When meeting Canadians for the first time, there are a number of topics that can be touched upon. But the first question on first contact will be: what do you do? Work/occupation is important to Canadians, and it is also a social marker; it is what separates and defines a person in relation to another.
Local* Perspective - When meeting Canadians for the first time, there are a number of topics that can be touched upon. But the first question on first contact will be: what do you do? Work/occupation is important to Canadians, and it is also a social marker; it is what separates and defines a person in relation to another. Another related topic of conversation is educational attainment and/or professional experience.
Canadians are known for travelling and thus are curious about world geography and other lands. When meeting someone a conversation may also touch on places to visit, be it locally or overseas. They want to know about other places, including the food, customs, music, the political climate. These interactions may differ depending on how the contact is made. For instance, when meeting someone for business, the conversation may be confined to very safe and neutral topics. When meeting people through friends or associations, the connection may take a deeper level.
Canadians are keenly aware of "otherness", and consequently it is common to hear: where are you from? as a first contact question. Asking questions like this one is a way to assert identity, and establish the boundaries of belonging. This is a question posed to Canadians from other regions, and newcomers to Canada, as there is a strong sense in Canadian identity of what one is not. This relation is expressed often to mark the differences between provinces and also to assert their difference between themselves and their Americans cousins.
Humour should be approached with caution in Canada, as in other places, because the sense of political correctness is very strong in many social circles. Take time to learn the appropriate and acceptable limits of humour to avoid the risk of offending someone. However, it is important to note that humour is region and city specific in some cases. In the East Coast of Canada, for instance, humour can be self-effacing and people’s sensitivities are tougher with more tolerant limits. Similarly, Quebec has a different threshold for humour and limits on the topics used.
Topics to be avoided on first contact are money, salary, religion, and politics, especially the separatist movement. Newcomers to Canada can use the interlocutor’s cues for approaching topics or subjects during a first rendezvous.
* Local designates a person born in Canada as opposed to a person of Canadian origin
Canadian Perspective - Good topics of conversation are: work, studies, the weather (a good opener), one’s house, vacations, sports (especially hockey, American football, baseball, water sports and, increasingly, soccer/football) and other leisure activities.
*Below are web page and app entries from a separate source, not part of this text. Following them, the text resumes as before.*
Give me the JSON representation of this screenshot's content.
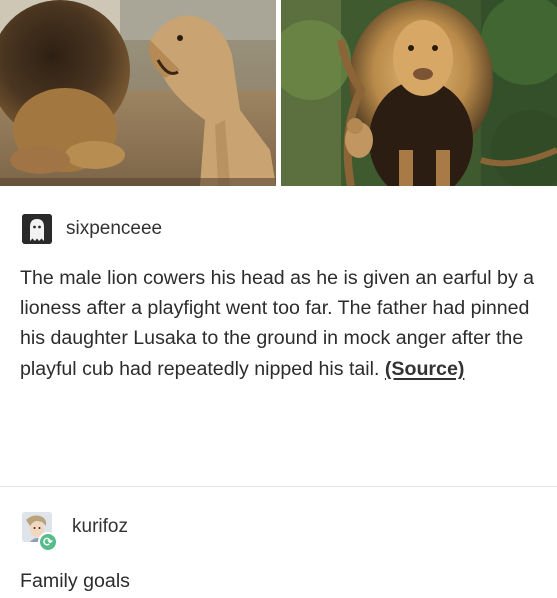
{
  "post": {
    "username": "sixpenceee",
    "avatar_icon": "ghost-icon",
    "text": "The male lion cowers his head as he is given an earful by a lioness after a playfight went too far. The father had pinned his daughter Lusaka to the ground in mock anger after the playful cub had repeatedly nipped his tail. ",
    "source_label": "(Source)"
  },
  "reblog": {
    "username": "kurifoz",
    "badge_icon": "reblog-icon",
    "text": "Family goals"
  },
  "colors": {
    "reblog_badge": "#56bc8a",
    "text": "#2c2c2c"
  }
}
Generally, Canadians are not comfortable talking about salaries or personal finances and tend to steer away from discussing emotions. Asking questions about marriage or children can be interpreted as too personal by some.
Generally, it is good to keep conversation light and, if possible, funny. If people really want to know a lot about a given subject, they will ask questions; otherwise, it is best not to get too seriously into any one topic.
Appropriate topics of discussion will depend a lot on the crowd. Most Canadians know something about local or national politics, but many do not concern themselves with such issues. In any case, you will hear Canadians complain about politics and politicians but they are also very sensitive to how they are perceived by outsiders, so it is best to refrain from criticizing. Many Canadians have travelled abroad and have differing degrees of exposure to the ways of other countries. The more they have travelled, the more curious they are likely to be about the perceptions of foreigners; I would not recommend making this a main topic of conversation, however.
Canadians are often very proud of their natural surroundings, Canadian weather and their heartiness with respect to enduring the weather. Canadian musicians, writers, film producers and actors (comedians especially) are also a great source of pride. Men in particular are proud of Canadian beer and hockey, although women are increasingly a part of this sub-culture. Virtually all Canadians are eager to distinguish themselves from Americans.
The best way to impress most Canadians is to show what you have noticed is different from the United States, as there is a great deal of sensitivity and concern about being lumped in with our powerful neighbour. Most Canadians see themselves as humbler, funnier, more tolerant and/or less aggressive than Americans. I would not recommend overly criticizing the US, however. Canada depends on its neighbour and has strong cultural and historical ties. Many Canadians have relatives who live in the US.
Canadians tend to be very politically correct and concerned with fairness, although this varies from one region to the next and depends on the crowd. As the cherished image of many Canadians is of a tolerant society that is also more socially minded than that of the US, discussions of social classes, racial or other discrimination and private medical care are to be approached with care.
Generalizations about Canadians can also raise sensitive issues of regionalism. Central Canadians typically claim to speak for the country and Quebecois, people from the East Coast, the North, the West Coast, the West and the Prairies frequently differ from Central Canadians’ perspectives and are eager to point out the differences. A similar dynamic operates between Toronto and anyone outside of Toronto and there can be large cultural differences between other cities as well.